After a confusing arrest, a couple sues police after they mistake hibiscus flowers for weed. You may be wondering how something like this could possibly happen. It’s a tale of an officious insurance agent, mistaken identity and police brutality.
Nationwide Is Not On Your Side
The story begins a month ago with a fallen tree. In Buffalo Township, Pennsylvania, a tree fell onto the property of the Cramers—a married couple in their late 60s. As the tree originated from their neighbor’s yard, the Cramers called their insurance company, Nationwide. The insurance company sent agent Jonathan Yeamans to the property to investigate the claim.
While he was in the backyard, Yeamans discreetly took photographs of some flowering hibiscus plants. He sent the photos to the police and reported that the Cramers had an illegal cannabis grow operation.
The Wrong Kind of Flower
According to sources, Officer Jeffrey Sneddon of the Buffalo Township police obtained a search warrant. He, Sergeant Scott Hess and a dozen other officers arrived at the Cramer residence at noon on October 7. Audrey Cramer answered the door, partially dressed, to find herself staring down the barrels of 12 assault rifles.
Hess reportedly forced his way into the home and instructed his fellow officers to handcuff Cramer behind her back. He did not allow her to finish getting dressed. Instead, he placed her under arrest, made her stand outside for 10 minutes and then forced her to walk barefoot down her gravel driveway to a squad car.
About 30 minutes later, her husband, Edward Cramer, came home. The police officers arrested and handcuffed him at gunpoint and put him in the car with his wife. The police officers left them in the car for over four hours while they searched the property. It was 82°F that day.
The police did not discover any cannabis in the home or on the property. However, Hess confiscated the Cramer’s hibiscus plants, labeling them “suspected marijuana plants.”
The officers released the Cramers.
Obviously, this kind of behavior cannot be tolerated. Knowing this, the couple sued police after they mistook their hibiscus flowers for weed. The lawsuit against the police includes allegations of false arrest, false imprisonment, invasion of privacy, excessive force and intentional infliction of emotional distress.
The suit reveals additional details. Apparently, both Sneddon and Hess had claimed to be experts in identifying cannabis. And yet, they couldn’t see that the hibiscus plants, which had flowers on it, was not a cannabis plant.
The Cramers have also leveled a lawsuit against Nationwide, the Nationwide agent who started this whole fiasco and Buffalo Township. The lawsuit against Yeamans claims that the photos he took were intentionally misleading. They cut out the hibiscus flowers and only showed the leaves.
Final Hit: Couple Sues Police After They Mistake Hibiscus Flowers For Weed
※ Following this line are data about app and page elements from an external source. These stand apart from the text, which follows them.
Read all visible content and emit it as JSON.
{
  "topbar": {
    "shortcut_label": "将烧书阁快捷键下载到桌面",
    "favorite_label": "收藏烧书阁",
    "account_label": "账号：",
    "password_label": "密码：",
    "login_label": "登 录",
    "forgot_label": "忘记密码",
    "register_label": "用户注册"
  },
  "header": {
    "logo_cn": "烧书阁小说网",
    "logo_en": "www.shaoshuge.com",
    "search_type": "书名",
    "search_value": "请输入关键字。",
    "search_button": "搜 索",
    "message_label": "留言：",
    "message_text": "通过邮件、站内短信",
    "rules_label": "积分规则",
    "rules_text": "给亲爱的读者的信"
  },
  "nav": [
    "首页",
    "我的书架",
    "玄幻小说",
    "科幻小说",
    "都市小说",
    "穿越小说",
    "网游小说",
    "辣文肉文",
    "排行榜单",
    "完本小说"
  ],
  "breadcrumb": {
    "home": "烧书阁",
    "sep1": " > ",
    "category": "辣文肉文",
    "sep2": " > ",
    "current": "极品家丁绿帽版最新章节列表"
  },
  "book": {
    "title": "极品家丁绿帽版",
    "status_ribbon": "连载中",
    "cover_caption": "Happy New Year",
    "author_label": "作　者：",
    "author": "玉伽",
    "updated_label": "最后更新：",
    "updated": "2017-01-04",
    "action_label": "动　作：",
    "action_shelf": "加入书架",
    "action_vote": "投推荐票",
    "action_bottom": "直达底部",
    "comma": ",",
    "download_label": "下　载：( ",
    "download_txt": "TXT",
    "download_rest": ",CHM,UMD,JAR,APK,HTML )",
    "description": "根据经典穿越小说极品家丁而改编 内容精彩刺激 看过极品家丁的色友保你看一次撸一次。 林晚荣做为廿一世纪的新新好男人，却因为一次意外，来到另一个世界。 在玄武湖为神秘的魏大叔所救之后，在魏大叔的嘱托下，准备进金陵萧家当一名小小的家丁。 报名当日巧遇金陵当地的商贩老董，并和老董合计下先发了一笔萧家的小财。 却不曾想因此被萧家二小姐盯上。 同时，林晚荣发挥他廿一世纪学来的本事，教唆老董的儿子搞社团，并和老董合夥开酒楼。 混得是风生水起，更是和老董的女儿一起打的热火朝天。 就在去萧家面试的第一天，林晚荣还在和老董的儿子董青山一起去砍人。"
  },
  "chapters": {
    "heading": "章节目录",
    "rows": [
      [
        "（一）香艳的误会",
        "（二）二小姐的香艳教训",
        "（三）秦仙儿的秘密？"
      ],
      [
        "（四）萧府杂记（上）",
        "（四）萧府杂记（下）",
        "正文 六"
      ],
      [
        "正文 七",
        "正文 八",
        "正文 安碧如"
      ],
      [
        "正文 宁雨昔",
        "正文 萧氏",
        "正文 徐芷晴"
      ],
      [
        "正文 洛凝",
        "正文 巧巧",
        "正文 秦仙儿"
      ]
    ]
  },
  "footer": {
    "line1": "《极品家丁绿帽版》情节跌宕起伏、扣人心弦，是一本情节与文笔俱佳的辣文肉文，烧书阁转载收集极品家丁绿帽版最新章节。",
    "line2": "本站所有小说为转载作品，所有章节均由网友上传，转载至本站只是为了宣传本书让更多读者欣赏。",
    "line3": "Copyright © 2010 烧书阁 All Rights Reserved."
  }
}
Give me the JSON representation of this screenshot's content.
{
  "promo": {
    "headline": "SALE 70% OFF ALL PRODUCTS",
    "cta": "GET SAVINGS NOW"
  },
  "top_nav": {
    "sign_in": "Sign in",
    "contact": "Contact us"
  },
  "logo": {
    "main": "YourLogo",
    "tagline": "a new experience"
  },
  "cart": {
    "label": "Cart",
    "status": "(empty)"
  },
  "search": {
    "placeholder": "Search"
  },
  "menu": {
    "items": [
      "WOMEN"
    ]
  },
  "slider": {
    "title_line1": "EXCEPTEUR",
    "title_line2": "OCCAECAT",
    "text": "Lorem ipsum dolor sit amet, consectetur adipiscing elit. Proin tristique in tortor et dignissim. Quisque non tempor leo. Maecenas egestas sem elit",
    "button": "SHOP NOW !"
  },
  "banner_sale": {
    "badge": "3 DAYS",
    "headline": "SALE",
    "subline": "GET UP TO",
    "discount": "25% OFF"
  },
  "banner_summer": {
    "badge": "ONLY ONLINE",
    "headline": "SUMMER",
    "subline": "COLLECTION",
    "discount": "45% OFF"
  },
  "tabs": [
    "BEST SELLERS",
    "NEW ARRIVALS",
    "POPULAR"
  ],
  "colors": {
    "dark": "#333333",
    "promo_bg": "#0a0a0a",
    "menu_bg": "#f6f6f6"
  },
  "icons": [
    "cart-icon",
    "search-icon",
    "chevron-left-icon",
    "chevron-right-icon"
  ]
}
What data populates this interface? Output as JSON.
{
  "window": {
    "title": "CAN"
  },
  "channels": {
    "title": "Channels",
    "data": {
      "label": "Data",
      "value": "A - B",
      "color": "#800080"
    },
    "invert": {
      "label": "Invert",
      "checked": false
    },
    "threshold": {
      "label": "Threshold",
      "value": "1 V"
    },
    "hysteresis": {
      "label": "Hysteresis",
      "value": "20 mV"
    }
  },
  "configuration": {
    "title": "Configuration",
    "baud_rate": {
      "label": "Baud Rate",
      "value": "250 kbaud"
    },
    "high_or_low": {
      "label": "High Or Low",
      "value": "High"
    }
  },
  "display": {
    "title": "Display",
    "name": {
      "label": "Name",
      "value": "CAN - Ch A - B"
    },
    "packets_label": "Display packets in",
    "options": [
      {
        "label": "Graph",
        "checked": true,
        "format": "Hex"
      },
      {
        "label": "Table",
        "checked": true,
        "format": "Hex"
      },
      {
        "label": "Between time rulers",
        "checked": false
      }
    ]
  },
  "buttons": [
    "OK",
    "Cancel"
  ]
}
This entire case is absurd and infuriating.
From the Nationwide Insurance agent secretly taking photos of the plant to the grossly incompetent and aggressive officers who arrived at the scene. The Cramers have every reason to slam down those lawsuits. This is hardly the first time police officers have gotten overzealous and violent toward suspected cannabis growers or dealers. But honestly, even if the couple had been accused of cooking meth rather than growing weed, the kind of brutal and dehumanizing treatment they endured has absolutely no justification.
The Return Of The Super Sativa Seed Club
Getting Lost At The FounderMade Discovery Show West
Oklahoma Lawyer Pleads Guilty to Staging Threats From Irate Cannabis Proponents
Study Suggests Legal Cannabis Could Create Over 100,000 Jobs in Florida
Expert Lighting Advice For Taking Your Grow To The Next Level
The Rebirth Of Subcool: The Inside Story Of A Legendary Bud Breeder
The Best Hydroponic Methods For Growing Cannabis Yourself
Authorities Investigating “Dank” Cartridges As Possible Culprit In Vape-Related Illnesses
Grow6 days ago
Master Of Hash: Frenchy Cannoli’s Plan To Change The World Of Hashmaking
News6 days ago
Researchers Study How to Treat Cannabis Addiction With More Cannabis
News4 days ago
Canadian Cannabis Company Will Sell Marijuana For Less Than $5 Per Gram
Activism5 days ago
Compassion Lives on in California as Governor Signs The Dennis Peron and Brownie Mary Act
News6 days ago
Kushy Punch Under Scrutiny For Allegedly Making Illegal Vape Cartridges
News5 days ago
California Governor Signs Several Marijuana-Related Bills
News5 days ago
Comprehensive Marijuana Legalization Bill Introduced in Pennsylvania
News5 days ago
Florida Man Calls Police to Report His Roommate For Stealing His Weed